Jurisdiction: Los Angeles County
Agency: Flood Control District
Vendor: Denver-based CH2M HILL
Date completed: May 2008
Cost: $7 million
Historically, the Los Angeles River, a 51-mile concrete flood control channel that directs water to the Pacific Ocean, has been impaired by runoff that collects on city streets within the Los Angeles River Watershed. Last May, the county completed one project to reduce the amount of pollution that reaches the ocean: the Dominguez Gap Wetlands in Long Beach. The $7 million treatment wetlands and spreading grounds project was implemented by the Los Angeles County Flood Control District, and is one of the top five demonstration projects of the Los Angeles River Revitalization Master Plan.

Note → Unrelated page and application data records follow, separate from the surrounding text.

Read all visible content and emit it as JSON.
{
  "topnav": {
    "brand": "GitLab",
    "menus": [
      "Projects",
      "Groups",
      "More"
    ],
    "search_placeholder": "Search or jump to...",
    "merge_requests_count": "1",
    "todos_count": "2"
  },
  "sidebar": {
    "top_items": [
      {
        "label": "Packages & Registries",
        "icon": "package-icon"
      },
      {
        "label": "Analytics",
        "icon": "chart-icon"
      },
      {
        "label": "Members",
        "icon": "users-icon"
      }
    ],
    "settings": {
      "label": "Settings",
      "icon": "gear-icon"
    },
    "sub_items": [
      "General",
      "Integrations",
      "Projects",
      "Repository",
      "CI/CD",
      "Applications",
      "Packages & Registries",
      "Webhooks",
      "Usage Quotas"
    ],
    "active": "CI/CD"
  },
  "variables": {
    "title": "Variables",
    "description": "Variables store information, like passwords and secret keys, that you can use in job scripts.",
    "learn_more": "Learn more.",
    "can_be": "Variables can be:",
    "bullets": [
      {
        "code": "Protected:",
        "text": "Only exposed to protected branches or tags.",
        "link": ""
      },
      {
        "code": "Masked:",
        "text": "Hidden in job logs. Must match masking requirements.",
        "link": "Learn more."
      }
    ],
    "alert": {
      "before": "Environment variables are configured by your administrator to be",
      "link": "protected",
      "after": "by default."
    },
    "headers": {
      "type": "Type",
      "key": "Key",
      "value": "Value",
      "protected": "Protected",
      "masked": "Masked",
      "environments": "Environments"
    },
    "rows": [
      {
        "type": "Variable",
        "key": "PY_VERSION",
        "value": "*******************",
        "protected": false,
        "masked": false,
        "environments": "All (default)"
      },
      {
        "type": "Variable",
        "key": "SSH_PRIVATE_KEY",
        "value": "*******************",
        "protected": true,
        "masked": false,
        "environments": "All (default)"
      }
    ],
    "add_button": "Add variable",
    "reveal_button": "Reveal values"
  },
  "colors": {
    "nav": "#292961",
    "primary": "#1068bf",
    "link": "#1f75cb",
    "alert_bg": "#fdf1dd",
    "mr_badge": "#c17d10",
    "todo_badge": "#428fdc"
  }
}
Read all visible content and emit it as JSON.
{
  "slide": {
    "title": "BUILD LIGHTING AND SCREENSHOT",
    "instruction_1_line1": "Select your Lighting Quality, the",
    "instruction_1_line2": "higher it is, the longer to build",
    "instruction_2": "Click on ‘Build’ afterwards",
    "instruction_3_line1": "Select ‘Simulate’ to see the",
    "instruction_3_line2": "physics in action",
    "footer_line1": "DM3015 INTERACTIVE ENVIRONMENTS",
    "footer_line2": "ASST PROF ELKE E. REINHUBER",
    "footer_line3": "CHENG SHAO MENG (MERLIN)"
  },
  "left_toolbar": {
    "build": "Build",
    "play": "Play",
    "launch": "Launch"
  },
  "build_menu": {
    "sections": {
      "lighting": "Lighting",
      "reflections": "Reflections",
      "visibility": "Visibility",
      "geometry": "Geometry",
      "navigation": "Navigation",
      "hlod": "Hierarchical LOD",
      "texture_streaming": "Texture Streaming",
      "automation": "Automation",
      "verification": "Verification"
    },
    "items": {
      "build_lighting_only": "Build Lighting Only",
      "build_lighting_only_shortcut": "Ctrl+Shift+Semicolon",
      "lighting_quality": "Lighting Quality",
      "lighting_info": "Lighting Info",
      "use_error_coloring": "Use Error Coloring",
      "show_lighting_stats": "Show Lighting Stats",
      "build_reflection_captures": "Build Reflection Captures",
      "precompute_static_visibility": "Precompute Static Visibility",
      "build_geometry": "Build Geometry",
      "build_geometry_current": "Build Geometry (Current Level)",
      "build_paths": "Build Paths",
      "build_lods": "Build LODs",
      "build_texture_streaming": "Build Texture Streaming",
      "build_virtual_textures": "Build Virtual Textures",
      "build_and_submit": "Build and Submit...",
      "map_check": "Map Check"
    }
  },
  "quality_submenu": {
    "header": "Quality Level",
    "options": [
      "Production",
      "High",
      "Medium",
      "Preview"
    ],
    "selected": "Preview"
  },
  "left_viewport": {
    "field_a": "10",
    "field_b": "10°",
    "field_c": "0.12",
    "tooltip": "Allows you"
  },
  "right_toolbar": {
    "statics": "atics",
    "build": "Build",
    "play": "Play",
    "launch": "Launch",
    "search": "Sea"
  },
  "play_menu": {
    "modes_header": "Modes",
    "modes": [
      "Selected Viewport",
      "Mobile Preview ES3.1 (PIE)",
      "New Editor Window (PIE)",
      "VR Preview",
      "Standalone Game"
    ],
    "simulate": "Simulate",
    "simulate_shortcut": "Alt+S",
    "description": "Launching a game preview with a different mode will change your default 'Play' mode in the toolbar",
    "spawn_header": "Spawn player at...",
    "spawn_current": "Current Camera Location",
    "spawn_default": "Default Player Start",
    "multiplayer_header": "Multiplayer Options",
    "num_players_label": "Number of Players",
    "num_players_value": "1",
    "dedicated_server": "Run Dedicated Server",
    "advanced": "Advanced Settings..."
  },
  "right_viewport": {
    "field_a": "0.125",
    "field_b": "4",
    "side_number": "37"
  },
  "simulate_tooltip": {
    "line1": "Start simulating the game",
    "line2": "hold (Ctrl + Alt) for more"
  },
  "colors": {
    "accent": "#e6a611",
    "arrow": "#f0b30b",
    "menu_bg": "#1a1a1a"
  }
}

The project maintains the integrity of flood protection along the urban lower reaches of the river, while introducing new water quality elements, improving groundwater recharge, restoring native habitat and providing opportunities for environmental education. The project renovated two existing spreading grounds, East Basin and West Basin, located along the Los Angeles River in Long Beach.
Enhancements to the 37-acre East Basin included one mile of constructed treatment wetlands, pedestrian and equestrian trails, two bird observation decks, woodland and riparian habitats, and a bike trail rest station. The wetlands will treat 1.3 to 3.2 million gallons a day of stormwater and urban runoff, significantly reducing fecal coliform, nutrients, heavy metals, organic carbons, and oil and greases. Trash booms collect floatable trash before it can foul the wetlands. Once treated, the runoff flows under the Los Angeles River to the West Basin for groundwater recharge.
Funding was provided by the Los Angeles County Flood Control District, State Water Resources Control Board, California Coastal Conservancy, and Rivers and Mountains Conservancy. The locally based Community Conservancy International named the project a Green Solution Project of the Year for 2009. “The Dominguez Gap Wetlands project will have a measurable impact on water quality and return enough water to the groundwater system to meet the supply demands for 900 families of four for one year,” says Diego Cadena, deputy director of the County Department of Public Works.